▶ **Records shown**
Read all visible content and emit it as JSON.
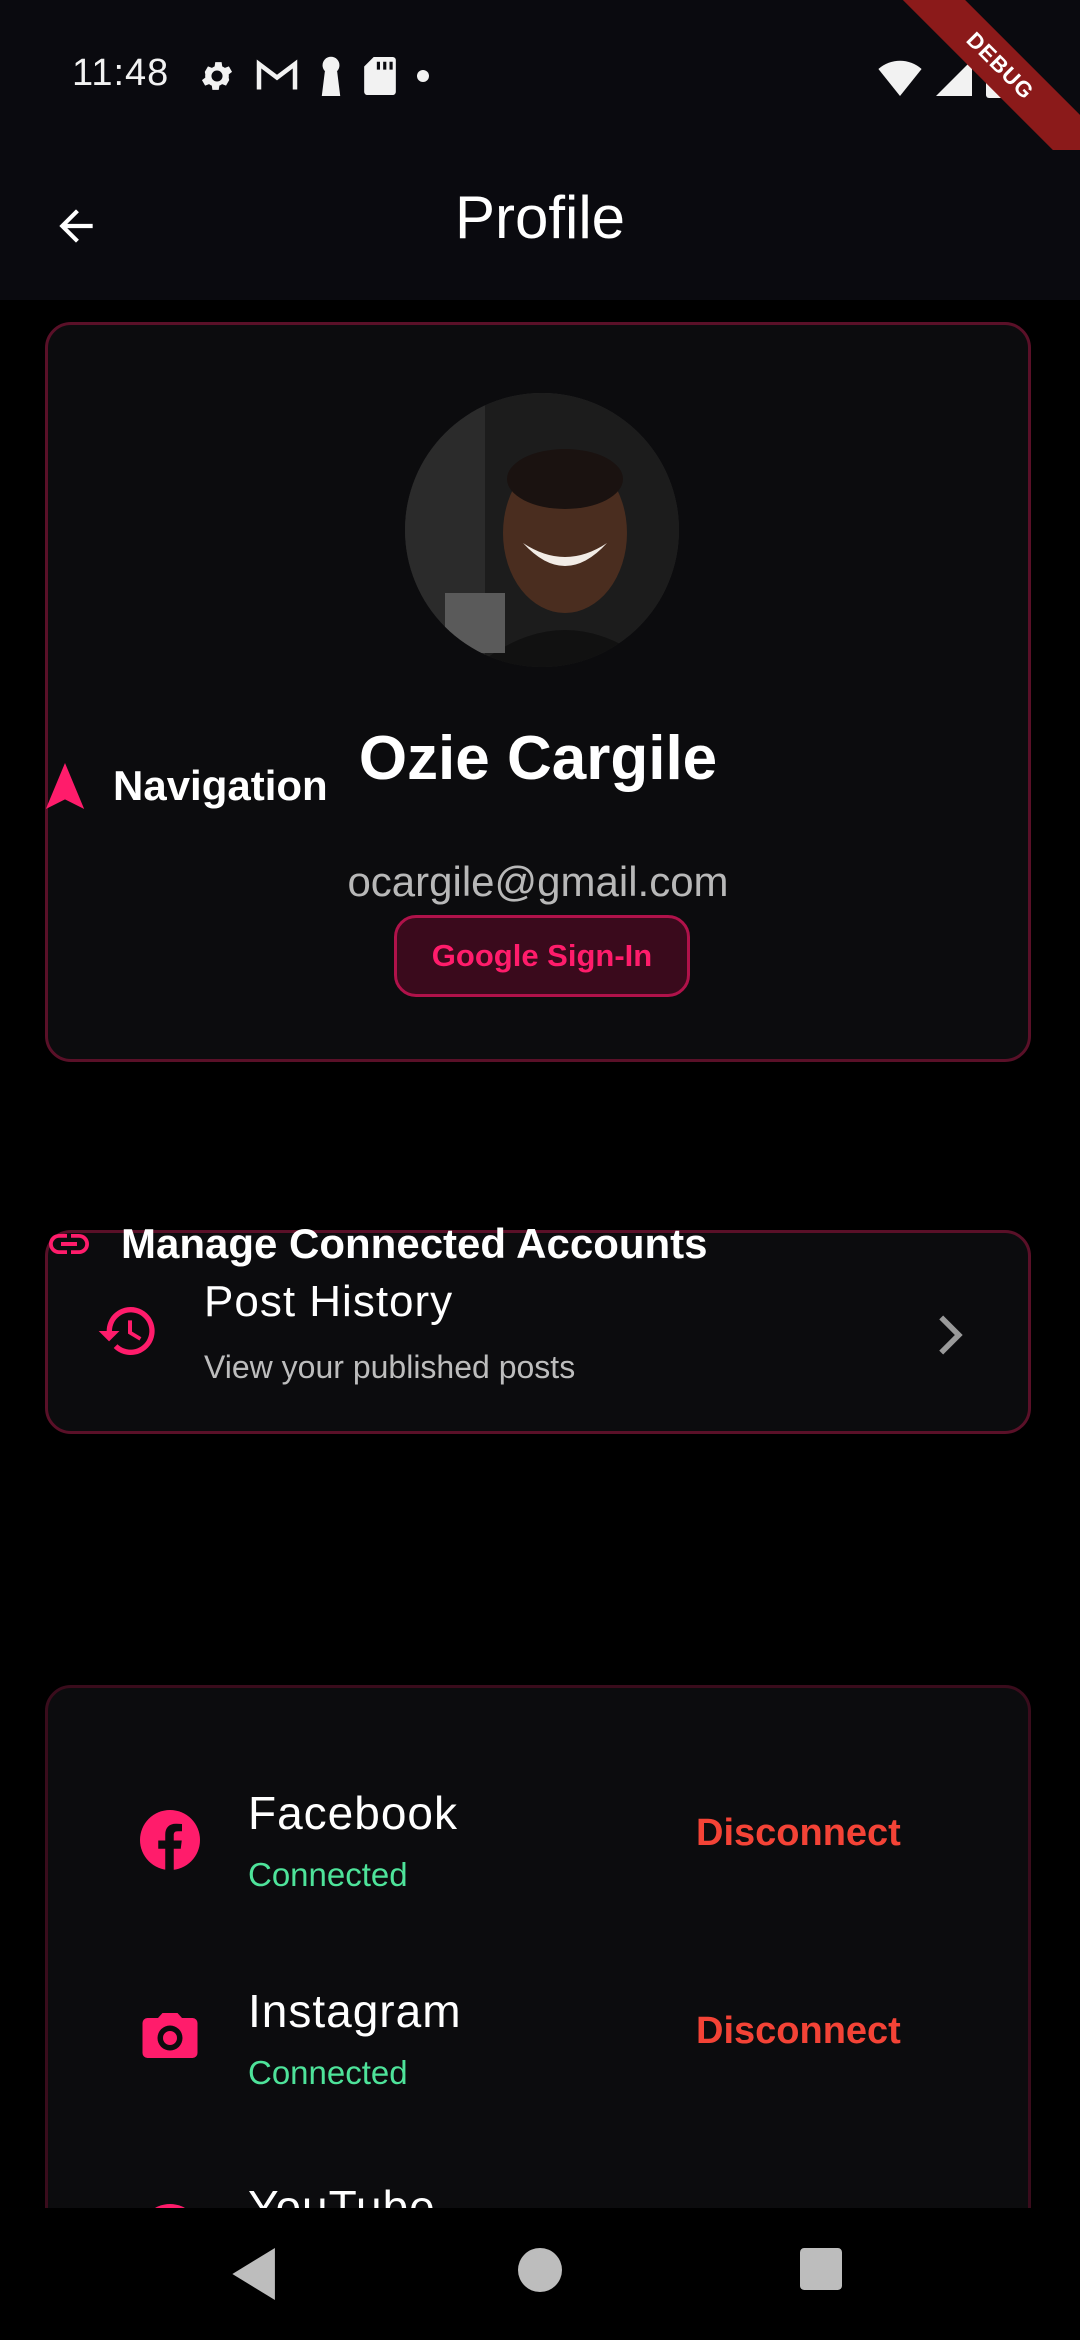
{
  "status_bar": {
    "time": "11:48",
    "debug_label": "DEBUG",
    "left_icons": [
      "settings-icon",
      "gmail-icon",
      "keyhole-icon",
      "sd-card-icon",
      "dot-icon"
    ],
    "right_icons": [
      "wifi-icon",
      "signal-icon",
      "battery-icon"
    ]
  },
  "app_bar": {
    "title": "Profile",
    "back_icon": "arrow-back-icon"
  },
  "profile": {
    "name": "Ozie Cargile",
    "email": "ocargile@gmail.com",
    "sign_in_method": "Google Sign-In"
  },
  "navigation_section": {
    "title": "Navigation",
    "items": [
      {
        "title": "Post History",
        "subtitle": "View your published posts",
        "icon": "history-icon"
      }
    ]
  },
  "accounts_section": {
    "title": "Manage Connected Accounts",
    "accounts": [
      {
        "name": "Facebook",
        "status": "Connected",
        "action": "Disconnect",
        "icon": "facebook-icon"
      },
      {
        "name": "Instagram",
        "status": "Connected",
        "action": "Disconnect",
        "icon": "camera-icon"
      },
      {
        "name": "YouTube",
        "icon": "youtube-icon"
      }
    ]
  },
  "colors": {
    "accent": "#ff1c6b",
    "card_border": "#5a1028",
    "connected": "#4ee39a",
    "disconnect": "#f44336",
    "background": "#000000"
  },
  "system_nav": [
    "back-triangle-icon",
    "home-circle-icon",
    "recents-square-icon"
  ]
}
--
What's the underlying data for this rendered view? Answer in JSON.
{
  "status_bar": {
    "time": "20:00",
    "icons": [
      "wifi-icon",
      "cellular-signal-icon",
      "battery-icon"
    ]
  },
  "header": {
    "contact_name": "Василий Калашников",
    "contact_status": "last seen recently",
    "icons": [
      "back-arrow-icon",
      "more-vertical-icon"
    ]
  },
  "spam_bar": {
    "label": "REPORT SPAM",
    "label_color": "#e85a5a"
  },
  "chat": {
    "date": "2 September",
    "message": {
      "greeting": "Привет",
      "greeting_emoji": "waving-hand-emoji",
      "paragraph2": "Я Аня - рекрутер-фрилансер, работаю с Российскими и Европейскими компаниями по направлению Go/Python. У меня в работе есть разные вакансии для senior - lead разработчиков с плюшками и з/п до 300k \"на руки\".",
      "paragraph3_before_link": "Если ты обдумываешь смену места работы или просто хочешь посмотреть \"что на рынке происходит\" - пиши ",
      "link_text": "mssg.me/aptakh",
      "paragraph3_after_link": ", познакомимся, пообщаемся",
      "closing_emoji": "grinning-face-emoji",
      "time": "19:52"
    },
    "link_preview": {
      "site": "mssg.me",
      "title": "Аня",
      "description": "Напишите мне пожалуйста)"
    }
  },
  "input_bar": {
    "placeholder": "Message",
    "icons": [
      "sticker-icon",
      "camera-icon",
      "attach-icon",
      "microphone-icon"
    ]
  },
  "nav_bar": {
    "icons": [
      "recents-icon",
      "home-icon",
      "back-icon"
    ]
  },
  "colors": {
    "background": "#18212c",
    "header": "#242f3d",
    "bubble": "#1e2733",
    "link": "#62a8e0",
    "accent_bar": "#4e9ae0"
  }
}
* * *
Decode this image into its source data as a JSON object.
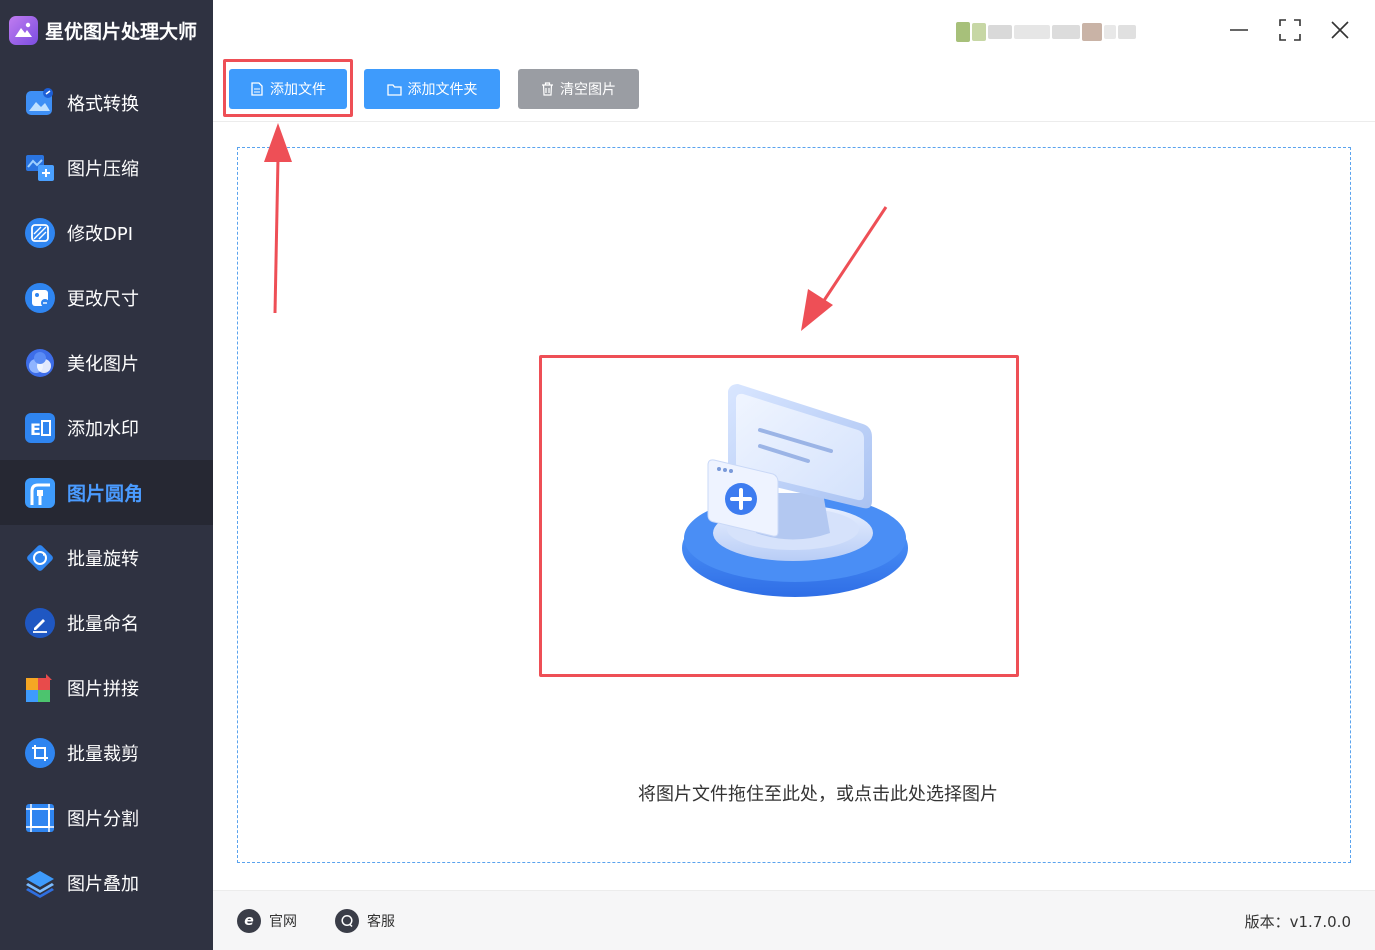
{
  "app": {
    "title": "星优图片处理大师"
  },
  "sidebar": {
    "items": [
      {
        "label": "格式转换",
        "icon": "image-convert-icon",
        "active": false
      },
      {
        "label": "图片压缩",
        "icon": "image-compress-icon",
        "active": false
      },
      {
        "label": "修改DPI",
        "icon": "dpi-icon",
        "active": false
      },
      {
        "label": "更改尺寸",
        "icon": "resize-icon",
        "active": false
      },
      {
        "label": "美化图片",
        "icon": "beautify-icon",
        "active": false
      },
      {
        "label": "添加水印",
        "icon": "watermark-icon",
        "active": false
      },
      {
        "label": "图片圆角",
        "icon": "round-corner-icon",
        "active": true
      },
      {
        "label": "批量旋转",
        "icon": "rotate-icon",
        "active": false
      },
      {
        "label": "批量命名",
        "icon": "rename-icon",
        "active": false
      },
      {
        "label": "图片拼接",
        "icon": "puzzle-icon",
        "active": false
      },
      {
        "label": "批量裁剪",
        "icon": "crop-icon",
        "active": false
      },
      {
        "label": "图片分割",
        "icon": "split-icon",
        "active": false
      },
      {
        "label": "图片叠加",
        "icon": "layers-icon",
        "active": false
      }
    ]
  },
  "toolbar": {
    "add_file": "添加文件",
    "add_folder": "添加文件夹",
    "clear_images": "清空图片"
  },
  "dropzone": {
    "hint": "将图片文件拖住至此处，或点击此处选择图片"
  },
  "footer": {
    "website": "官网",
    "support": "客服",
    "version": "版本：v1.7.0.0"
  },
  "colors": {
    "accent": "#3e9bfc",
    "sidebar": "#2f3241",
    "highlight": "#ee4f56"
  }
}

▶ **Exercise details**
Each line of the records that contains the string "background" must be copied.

▶ **Answer for this exercise**
    "background": "#000000"
    "background": "#18212c",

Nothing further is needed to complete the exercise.